Blame And Adjustment
October 02, 2012 at 10:41am by Scott • 4 Comments »
Robert Griffin III‘s run up the middle for 15 yards with 38 seconds left was the play the Bucs couldn’t allow. With a tackle for minimal or no gain, they either have to burn that final time out or spike the ball and make it fourth down. But everybody went to the offense’s left, so he went to the right and saw nothing but grass. And as Americans, we have only one question on our minds: Who is to blame? Well, it depends on who you ask. If you ask Michael Bennett, he would tell you he probably wouldn’t have called a blitz in that scenario.
“You run a blitz and it was just wide open,” defensive end Michael Bennett said of RG3’s run. “I knew myself. I was like, ‘I don’t know if I should run this play or not, but I did my job.’ I knew he was going to get outside. That’s what he does. The edge was too short. The whole defensive line slanted.”
And if you were to ask Greg Schiano, he’d tell you it wasn’t the playcall at all, but the execution.
“They’re not calls I wish I had back,” he said. “We have to execute them. Suffice it to say we made mistakes on two of those plays that were critical.”
So this could get awkward. Without knowing exactly what was supposed to happen on the play, we can’t know who was really at fault here. But what we do know is we have a player and a coach throwing each other under the bus, and that seems unusual for such a briefly-tenured regime. Isn’t there some kind of honeymoon period that everyone gets before they start hating each other in public? I may be making too big a deal of this, but the usual response by players to questions about why something didn’t work is, “We just have to go out there and get it done,” and by coaches is, “I need to look at the tape, but we can all improve.” When a coach says they need to “execute”, that is always code for blaming the players. And again, maybe they are to blame. But it seems early for this kind of talk.
Schiano may not make any friends on the defense this week with that comment, but Josh Freeman is about to get the Gerald McCoy treatment of being allowed to do more of what he likes.
“He came out gang-busters the first three games, the first series,” Schiano said. “This game – not. … But if it were one thing he were comfortable with or not comfortable with, we’d just cut it out and we’d up more. … But I did think the deep shots that he hit were as good as you can throw. Some of the lasers he threw in there were as good as you can throw. We’ve just got to get, as you said, I do think there is some of that really pinpointing what we know he’s most comfortable with and what our offense is most comfortable with. So that’s our job to do and make sure we get it right quickly.”
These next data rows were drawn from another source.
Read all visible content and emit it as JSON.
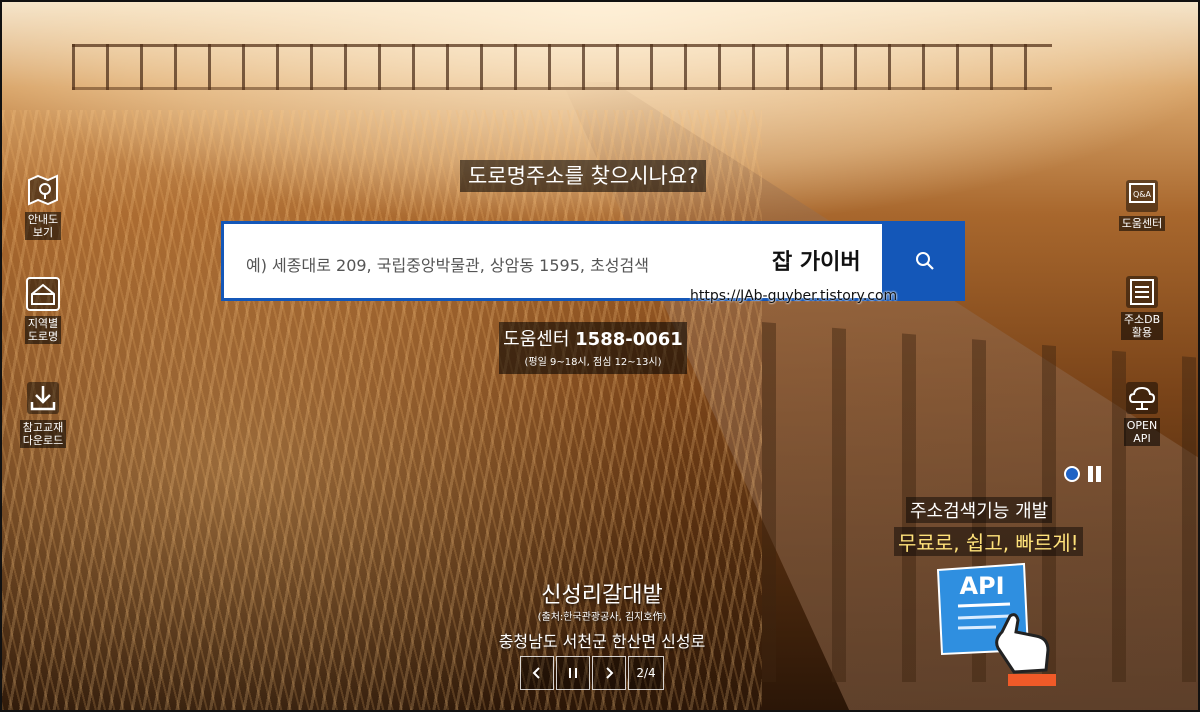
{
  "sidebar_left": [
    {
      "label": "안내도\n보기",
      "icon": "map-pin-icon"
    },
    {
      "label": "지역별\n도로명",
      "icon": "house-outline-icon"
    },
    {
      "label": "참고교재\n다운로드",
      "icon": "download-icon"
    }
  ],
  "sidebar_right": [
    {
      "label": "도움센터",
      "icon": "qa-screen-icon"
    },
    {
      "label": "주소DB\n활용",
      "icon": "list-document-icon"
    },
    {
      "label": "OPEN\nAPI",
      "icon": "cloud-network-icon"
    }
  ],
  "hero": {
    "headline": "도로명주소를 찾으시나요?",
    "search": {
      "placeholder": "예) 세종대로 209, 국립중앙박물관, 상암동 1595, 초성검색",
      "overlay_text": "잡 가이버"
    },
    "watermark_url": "https://JAb-guyber.tistory.com",
    "help_center": {
      "label": "도움센터",
      "phone": "1588-0061",
      "hours": "(평일 9~18시, 점심 12~13시)"
    }
  },
  "promo": {
    "line1": "주소검색기능 개발",
    "line2": "무료로, 쉽고, 빠르게!",
    "badge": "API"
  },
  "slide": {
    "title": "신성리갈대밭",
    "source": "(출처:한국관광공사, 김지호作)",
    "location": "충청남도 서천군 한산면 신성로",
    "counter": "2/4"
  },
  "colors": {
    "accent": "#1457b8",
    "promo_highlight": "#ffe27a"
  }
}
If Freeman likes the deep shots, that’s fine. But he has to be able to make the decision to throw it quickly and confidently and to put it on the money when he does. As Schiano said, a couple of the ones he threw were pinpoint perfect. When Freeman’s ass is on fire and he has five minutes to save the game, he does amazing things. The trick is to be able to play that way even when they’re ahead.